Why? Because Greece and the others were using the euro, and there was none of the exchange risk that might have applied if the German banks had bought, say, Turkish bonds instead.
This is why it is in Germany's own interest that Greece should neither default on its debts, nor leave the euro. That would hurt German banks — and that, in turn, would hurt the finances of the German federal and state governments.
Countries like Germany also benefit from being in the euro in promoting their exports, because the eurozone provides an enlarged home market in which their exporters face no extra costs associated with having to be paid in different and volatile currencies.
They are paid in their home currency, the euro. Their exporters also benefit, as stated earlier, by having a more competitive exchange rate than they would have had if they were still using the mark.
For these reasons, the help being given to Greece by the other eurozone countries should not be portrayed as some sort of charity, but as a loan that is being extended in the rational self-interest of both the lender and the borrower.

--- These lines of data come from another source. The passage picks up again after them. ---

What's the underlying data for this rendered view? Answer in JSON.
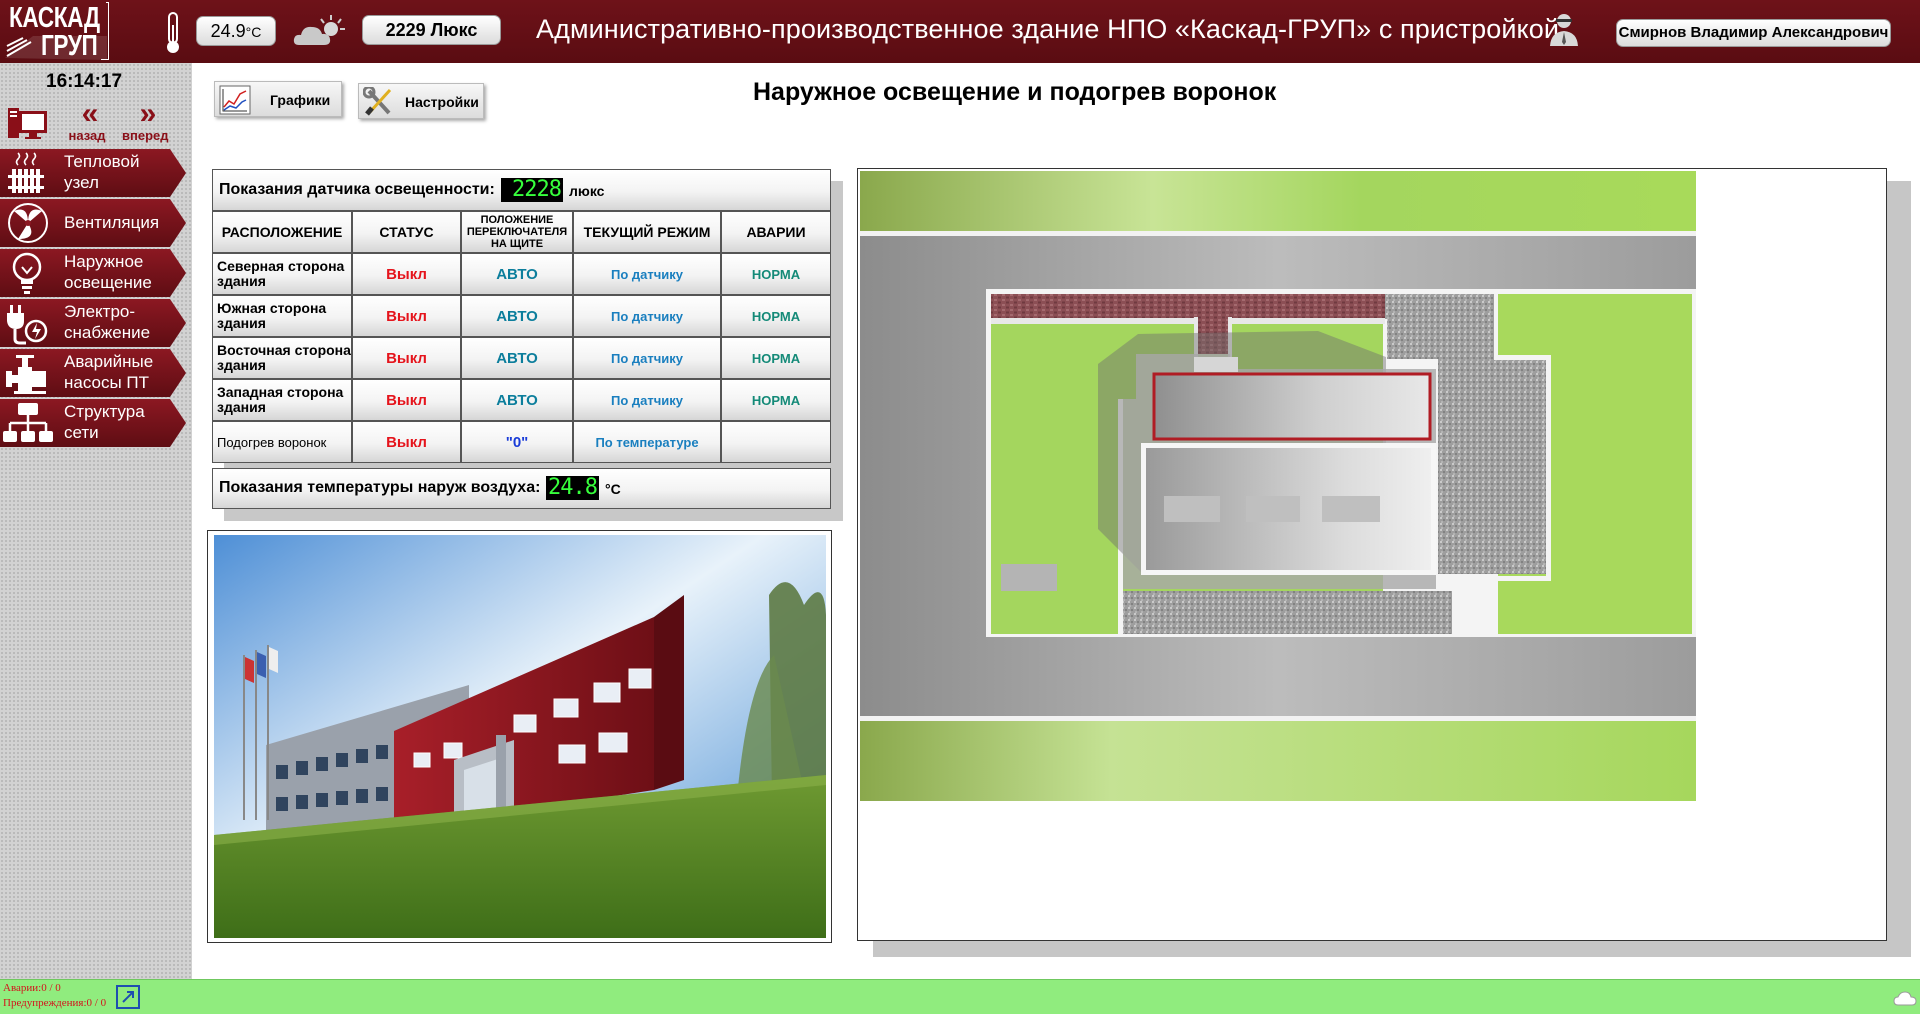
{
  "header": {
    "logo_line1": "КАСКАД",
    "logo_line2": "ГРУП",
    "outdoor_temp": "24.9",
    "outdoor_temp_unit": "°С",
    "illuminance": "2229 Люкс",
    "title": "Административно-производственное здание НПО «Каскад-ГРУП» с пристройкой",
    "user_name": "Смирнов Владимир Александрович",
    "thermometer_icon": "thermometer-icon",
    "weather_icon": "cloud-sun-icon",
    "user_icon": "user-icon"
  },
  "sidebar": {
    "clock": "16:14:17",
    "back_label": "назад",
    "forward_label": "вперед",
    "items": [
      {
        "label": "Тепловой узел",
        "icon": "radiator-icon"
      },
      {
        "label": "Вентиляция",
        "icon": "fan-icon"
      },
      {
        "label": "Наружное освещение",
        "icon": "lightbulb-icon"
      },
      {
        "label": "Электро-снабжение",
        "icon": "plug-icon"
      },
      {
        "label": "Аварийные насосы ПТ",
        "icon": "pump-icon"
      },
      {
        "label": "Структура сети",
        "icon": "network-icon"
      }
    ]
  },
  "toolbar": {
    "graphs_label": "Графики",
    "settings_label": "Настройки"
  },
  "page": {
    "title": "Наружное освещение и подогрев воронок"
  },
  "table": {
    "lux_label": "Показания датчика освещенности:",
    "lux_value": "2228",
    "lux_unit": "люкс",
    "headers": {
      "location": "РАСПОЛОЖЕНИЕ",
      "status": "СТАТУС",
      "switch": "ПОЛОЖЕНИЕ ПЕРЕКЛЮЧАТЕЛЯ НА ЩИТЕ",
      "mode": "ТЕКУЩИЙ РЕЖИМ",
      "alarms": "АВАРИИ"
    },
    "rows": [
      {
        "location": "Северная сторона здания",
        "status": "Выкл",
        "switch": "АВТО",
        "mode": "По датчику",
        "alarm": "НОРМА"
      },
      {
        "location": "Южная сторона здания",
        "status": "Выкл",
        "switch": "АВТО",
        "mode": "По датчику",
        "alarm": "НОРМА"
      },
      {
        "location": "Восточная сторона здания",
        "status": "Выкл",
        "switch": "АВТО",
        "mode": "По датчику",
        "alarm": "НОРМА"
      },
      {
        "location": "Западная сторона здания",
        "status": "Выкл",
        "switch": "АВТО",
        "mode": "По датчику",
        "alarm": "НОРМА"
      },
      {
        "location": "Подогрев воронок",
        "status": "Выкл",
        "switch": "\"0\"",
        "mode": "По температуре",
        "alarm": ""
      }
    ],
    "air_label": "Показания температуры наруж воздуха:",
    "air_value": "24.8",
    "air_unit": "°C"
  },
  "footer": {
    "alarms_label": "Аварии:",
    "alarms_value": "0 / 0",
    "warnings_label": "Предупреждения:",
    "warnings_value": "0 / 0"
  },
  "colors": {
    "header_bg": "#6e1219",
    "status_off": "#e5141c",
    "lcd_text": "#37ff3c",
    "footer_bg": "#90ec7e",
    "lawn": "#a4d65e"
  }
}
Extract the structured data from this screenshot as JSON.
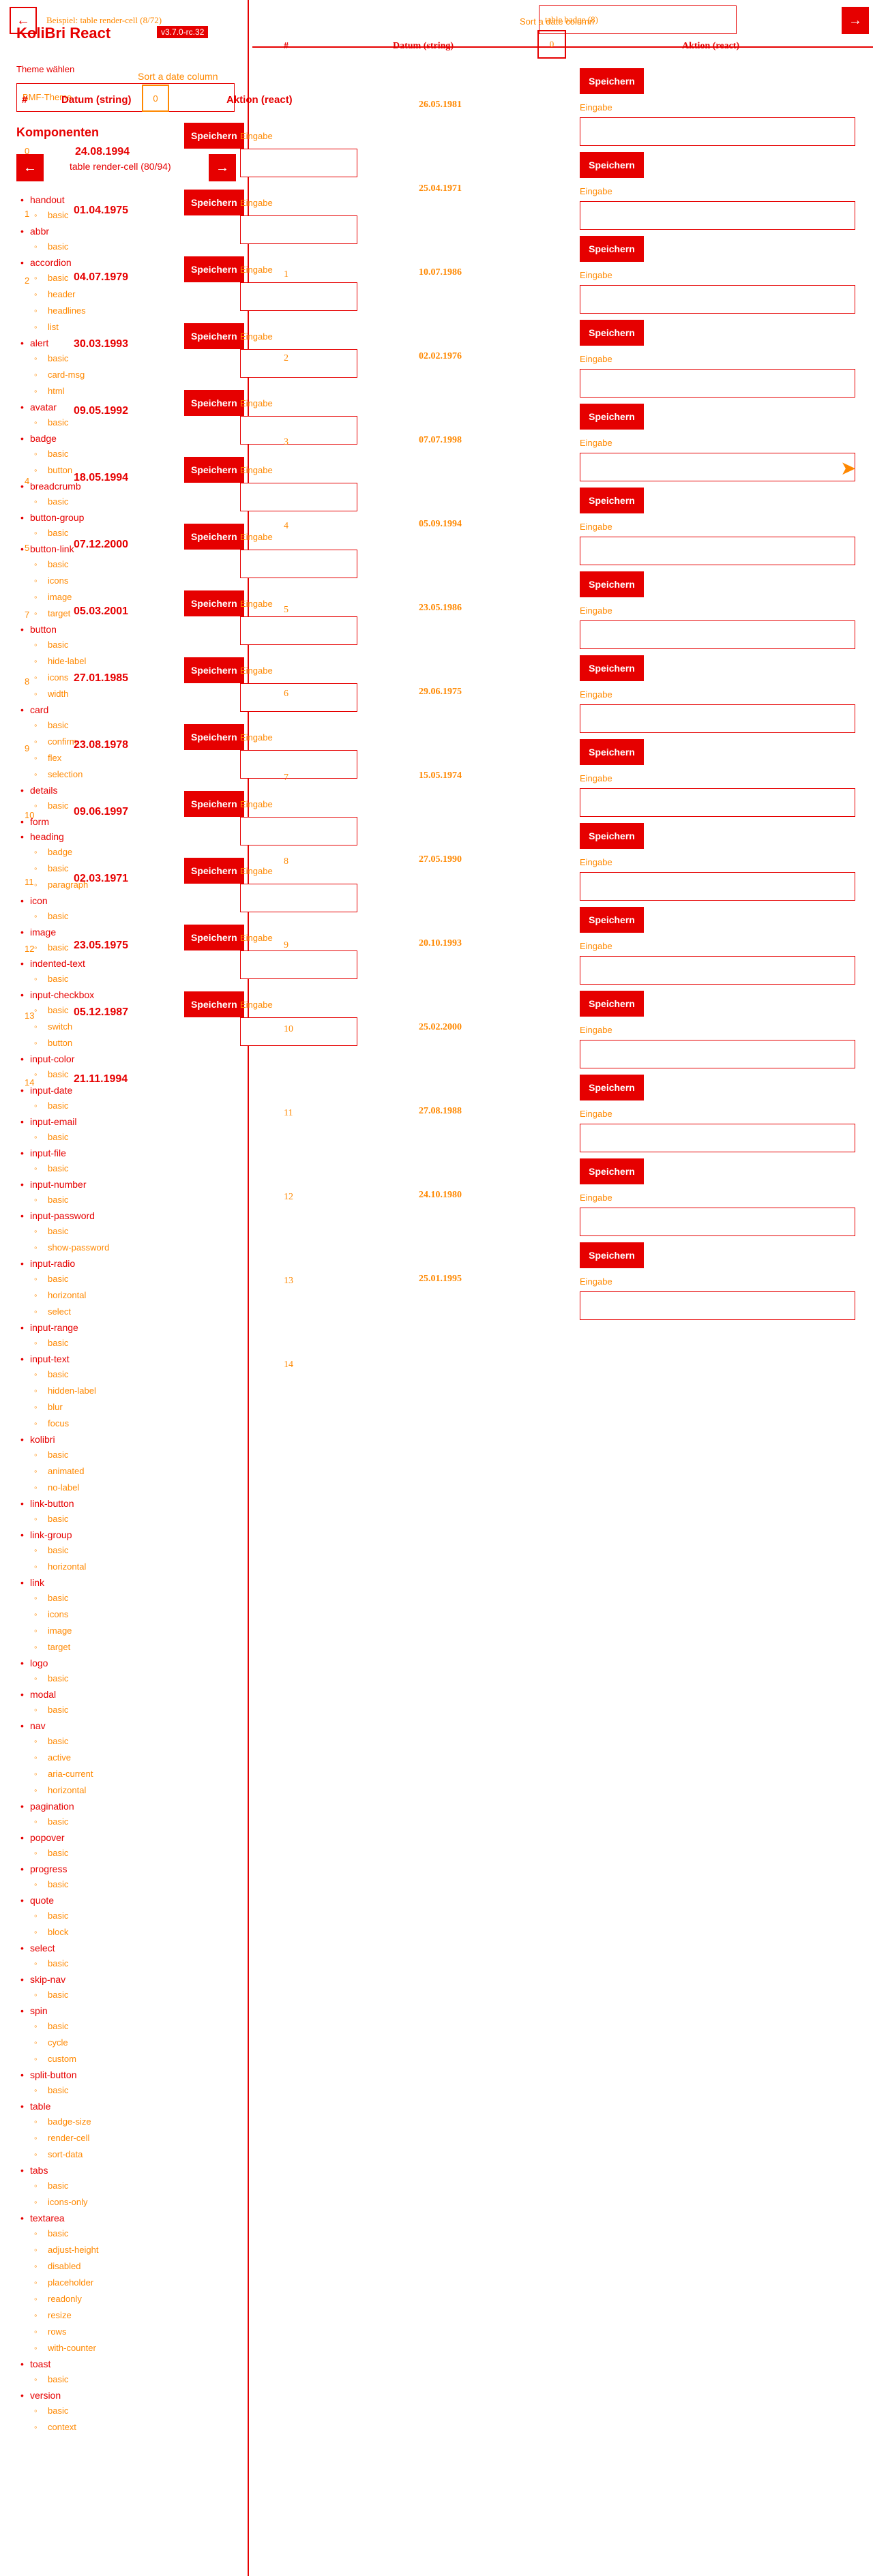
{
  "banner": {
    "example_title": "Beispiel: table render-cell (8/72)",
    "version": "v3.7.0-rc.32",
    "theme_button": "BMF-Theme",
    "next_example": "table badge (8)"
  },
  "sidebar": {
    "app_title": "KoliBri React",
    "theme_label": "Theme wählen",
    "theme_value": "BMF-Theme",
    "section_title": "Komponenten",
    "components": [
      {
        "name": "handout",
        "variants": [
          "basic"
        ]
      },
      {
        "name": "abbr",
        "variants": [
          "basic"
        ]
      },
      {
        "name": "accordion",
        "variants": [
          "basic",
          "header",
          "headlines",
          "list"
        ]
      },
      {
        "name": "alert",
        "variants": [
          "basic",
          "card-msg",
          "html"
        ]
      },
      {
        "name": "avatar",
        "variants": [
          "basic"
        ]
      },
      {
        "name": "badge",
        "variants": [
          "basic",
          "button"
        ]
      },
      {
        "name": "breadcrumb",
        "variants": [
          "basic"
        ]
      },
      {
        "name": "button-group",
        "variants": [
          "basic"
        ]
      },
      {
        "name": "button-link",
        "variants": [
          "basic",
          "icons",
          "image",
          "target"
        ]
      },
      {
        "name": "button",
        "variants": [
          "basic",
          "hide-label",
          "icons",
          "width"
        ]
      },
      {
        "name": "card",
        "variants": [
          "basic",
          "confirm",
          "flex",
          "selection"
        ]
      },
      {
        "name": "details",
        "variants": [
          "basic"
        ]
      },
      {
        "name": "form",
        "variants": []
      },
      {
        "name": "heading",
        "variants": [
          "badge",
          "basic",
          "paragraph"
        ]
      },
      {
        "name": "icon",
        "variants": [
          "basic"
        ]
      },
      {
        "name": "image",
        "variants": [
          "basic"
        ]
      },
      {
        "name": "indented-text",
        "variants": [
          "basic"
        ]
      },
      {
        "name": "input-checkbox",
        "variants": [
          "basic",
          "switch",
          "button"
        ]
      },
      {
        "name": "input-color",
        "variants": [
          "basic"
        ]
      },
      {
        "name": "input-date",
        "variants": [
          "basic"
        ]
      },
      {
        "name": "input-email",
        "variants": [
          "basic"
        ]
      },
      {
        "name": "input-file",
        "variants": [
          "basic"
        ]
      },
      {
        "name": "input-number",
        "variants": [
          "basic"
        ]
      },
      {
        "name": "input-password",
        "variants": [
          "basic",
          "show-password"
        ]
      },
      {
        "name": "input-radio",
        "variants": [
          "basic",
          "horizontal",
          "select"
        ]
      },
      {
        "name": "input-range",
        "variants": [
          "basic"
        ]
      },
      {
        "name": "input-text",
        "variants": [
          "basic",
          "hidden-label",
          "blur",
          "focus"
        ]
      },
      {
        "name": "kolibri",
        "variants": [
          "basic",
          "animated",
          "no-label"
        ]
      },
      {
        "name": "link-button",
        "variants": [
          "basic"
        ]
      },
      {
        "name": "link-group",
        "variants": [
          "basic",
          "horizontal"
        ]
      },
      {
        "name": "link",
        "variants": [
          "basic",
          "icons",
          "image",
          "target"
        ]
      },
      {
        "name": "logo",
        "variants": [
          "basic"
        ]
      },
      {
        "name": "modal",
        "variants": [
          "basic"
        ]
      },
      {
        "name": "nav",
        "variants": [
          "basic",
          "active",
          "aria-current",
          "horizontal"
        ]
      },
      {
        "name": "pagination",
        "variants": [
          "basic"
        ]
      },
      {
        "name": "popover",
        "variants": [
          "basic"
        ]
      },
      {
        "name": "progress",
        "variants": [
          "basic"
        ]
      },
      {
        "name": "quote",
        "variants": [
          "basic",
          "block"
        ]
      },
      {
        "name": "select",
        "variants": [
          "basic"
        ]
      },
      {
        "name": "skip-nav",
        "variants": [
          "basic"
        ]
      },
      {
        "name": "spin",
        "variants": [
          "basic",
          "cycle",
          "custom"
        ]
      },
      {
        "name": "split-button",
        "variants": [
          "basic"
        ]
      },
      {
        "name": "table",
        "variants": [
          "badge-size",
          "render-cell",
          "sort-data"
        ]
      },
      {
        "name": "tabs",
        "variants": [
          "basic",
          "icons-only"
        ]
      },
      {
        "name": "textarea",
        "variants": [
          "basic",
          "adjust-height",
          "disabled",
          "placeholder",
          "readonly",
          "resize",
          "rows",
          "with-counter"
        ]
      },
      {
        "name": "toast",
        "variants": [
          "basic"
        ]
      },
      {
        "name": "version",
        "variants": [
          "basic",
          "context"
        ]
      }
    ]
  },
  "overlay": {
    "sort_caption": "Sort a date column",
    "sort_button": "0",
    "header_num": "#",
    "header_date": "Datum (string)",
    "header_action": "Aktion (react)",
    "example_counter": "0",
    "example_date": "24.08.1994",
    "example_caption": "table render-cell (80/94)",
    "save_label": "Speichern",
    "input_label": "Eingabe",
    "rows": [
      {
        "num": "1",
        "date": "01.04.1975"
      },
      {
        "num": "2",
        "date": "04.07.1979"
      },
      {
        "num": "",
        "date": "30.03.1993"
      },
      {
        "num": "",
        "date": "09.05.1992"
      },
      {
        "num": "4",
        "date": "18.05.1994"
      },
      {
        "num": "5",
        "date": "07.12.2000"
      },
      {
        "num": "7",
        "date": "05.03.2001"
      },
      {
        "num": "8",
        "date": "27.01.1985"
      },
      {
        "num": "9",
        "date": "23.08.1978"
      },
      {
        "num": "10",
        "date": "09.06.1997"
      },
      {
        "num": "11",
        "date": "02.03.1971"
      },
      {
        "num": "12",
        "date": "23.05.1975"
      },
      {
        "num": "13",
        "date": "05.12.1987"
      },
      {
        "num": "14",
        "date": "21.11.1994"
      }
    ]
  },
  "main": {
    "sort_caption": "Sort a date column",
    "sort_button": "0",
    "header_num": "#",
    "header_date": "Datum (string)",
    "header_action": "Aktion (react)",
    "save_label": "Speichern",
    "input_label": "Eingabe",
    "rows": [
      {
        "num": "",
        "date": "26.05.1981"
      },
      {
        "num": "1",
        "date": "25.04.1971"
      },
      {
        "num": "2",
        "date": "10.07.1986"
      },
      {
        "num": "3",
        "date": "02.02.1976"
      },
      {
        "num": "4",
        "date": "07.07.1998"
      },
      {
        "num": "5",
        "date": "05.09.1994"
      },
      {
        "num": "6",
        "date": "23.05.1986"
      },
      {
        "num": "7",
        "date": "29.06.1975"
      },
      {
        "num": "8",
        "date": "15.05.1974"
      },
      {
        "num": "9",
        "date": "27.05.1990"
      },
      {
        "num": "10",
        "date": "20.10.1993"
      },
      {
        "num": "11",
        "date": "25.02.2000"
      },
      {
        "num": "12",
        "date": "27.08.1988"
      },
      {
        "num": "13",
        "date": "24.10.1980"
      },
      {
        "num": "14",
        "date": "25.01.1995"
      }
    ]
  }
}
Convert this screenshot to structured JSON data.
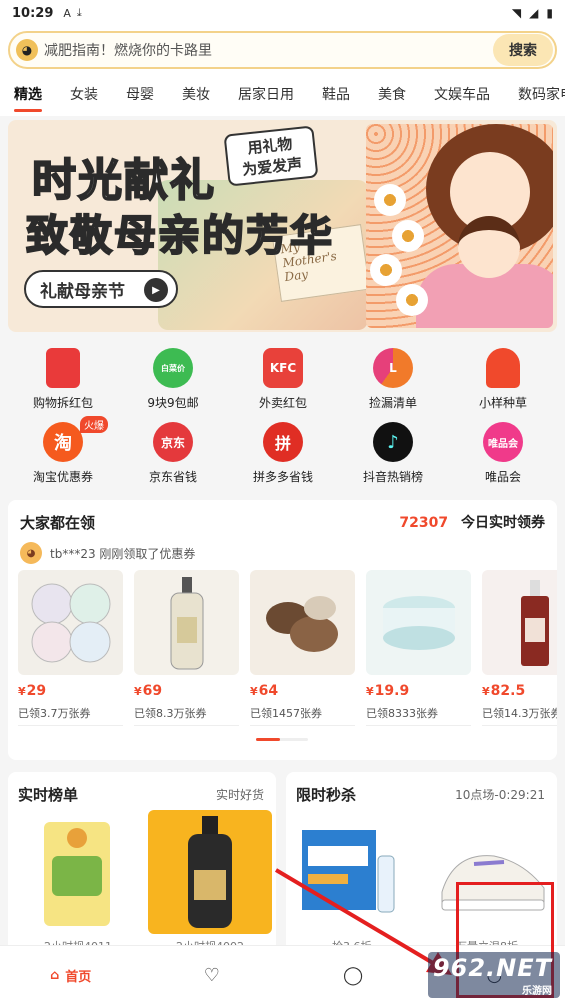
{
  "status_bar": {
    "time": "10:29"
  },
  "search": {
    "placeholder": "减肥指南！燃烧你的卡路里",
    "button": "搜索"
  },
  "tabs": [
    {
      "label": "精选",
      "active": true
    },
    {
      "label": "女装"
    },
    {
      "label": "母婴"
    },
    {
      "label": "美妆"
    },
    {
      "label": "居家日用"
    },
    {
      "label": "鞋品"
    },
    {
      "label": "美食"
    },
    {
      "label": "文娱车品"
    },
    {
      "label": "数码家电"
    }
  ],
  "banner": {
    "title_line1": "时光献礼",
    "title_line2": "致敬母亲的芳华",
    "tag_line1": "用礼物",
    "tag_line2": "为爱发声",
    "cta": "礼献母亲节",
    "card_text": "My Mother's Day"
  },
  "shortcuts": [
    {
      "label": "购物拆红包",
      "icon": "red-envelope-icon",
      "color": "#e93a3a",
      "glyph": ""
    },
    {
      "label": "9块9包邮",
      "icon": "umbrella-icon",
      "color": "#3dbb52",
      "glyph": "白菜价"
    },
    {
      "label": "外卖红包",
      "icon": "kfc-icon",
      "color": "#e8413a",
      "glyph": "KFC"
    },
    {
      "label": "捡漏清单",
      "icon": "pie-icon",
      "color": "#f17a2a",
      "glyph": "L"
    },
    {
      "label": "小样种草",
      "icon": "mushroom-icon",
      "color": "#f0492c",
      "glyph": ""
    },
    {
      "label": "淘宝优惠券",
      "icon": "taobao-icon",
      "color": "#f55a1e",
      "glyph": "淘",
      "badge": "火爆"
    },
    {
      "label": "京东省钱",
      "icon": "jd-icon",
      "color": "#e4393c",
      "glyph": "京东"
    },
    {
      "label": "拼多多省钱",
      "icon": "pdd-icon",
      "color": "#e02e24",
      "glyph": "拼"
    },
    {
      "label": "抖音热销榜",
      "icon": "douyin-icon",
      "color": "#111111",
      "glyph": "♪"
    },
    {
      "label": "唯品会",
      "icon": "vip-icon",
      "color": "#f03a8a",
      "glyph": "唯品会"
    }
  ],
  "coupons": {
    "title": "大家都在领",
    "count": "72307",
    "count_label": "今日实时领券",
    "ticker": "tb***23 刚刚领取了优惠券",
    "products": [
      {
        "price": "29",
        "claimed": "已领3.7万张券",
        "bg": "#f2efe9",
        "label": "matti"
      },
      {
        "price": "69",
        "claimed": "已领8.3万张券",
        "bg": "#f4f1ea",
        "label": "Roos"
      },
      {
        "price": "64",
        "claimed": "已领1457张券",
        "bg": "#f3ede4",
        "label": "Mamonde"
      },
      {
        "price": "19.9",
        "claimed": "已领8333张券",
        "bg": "#eef5f4",
        "label": "cream"
      },
      {
        "price": "82.5",
        "claimed": "已领14.3万张券",
        "bg": "#f6f0ee",
        "label": "serum"
      }
    ]
  },
  "ranking": {
    "title": "实时榜单",
    "subtitle": "实时好货",
    "cap1": "2小时规4011",
    "cap2": "2小时规4002"
  },
  "flash": {
    "title": "限时秒杀",
    "subtitle": "10点场-0:29:21",
    "cap1": "抢3.6折",
    "cap2": "万量立混8折"
  },
  "nav": [
    {
      "label": "首页",
      "icon": "home-icon",
      "active": true
    },
    {
      "label": "",
      "icon": "heart-icon"
    },
    {
      "label": "",
      "icon": "search-icon"
    },
    {
      "label": "",
      "icon": "profile-icon"
    }
  ],
  "watermark": {
    "line1": "962.NET",
    "line2": "乐游网"
  }
}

After all, the overall medium-term financial position of the countries of the eurozone is strong.
But will it be enough? Will the Greek system crack under the strain? If it is not enough and if Greece, or some other eurozone country, needs to come back again for more loans because it has difficulty borrowing commercially, will the remaining eurozone countries then be prepared to use their credit a second or a third time to help out the country in difficulty?
My sense is that there will be a willingness to help out again, so long as in the meantime, strong and enforceable arrangements have been put in place at the EU level to ensure that all eurozone members run their economies properly — and that deep-seated structural and competitiveness issues are tackled vigorously by all members.
Editor’s Note: Part III of this feature will be published on The Globalist on Monday. Read Part I here.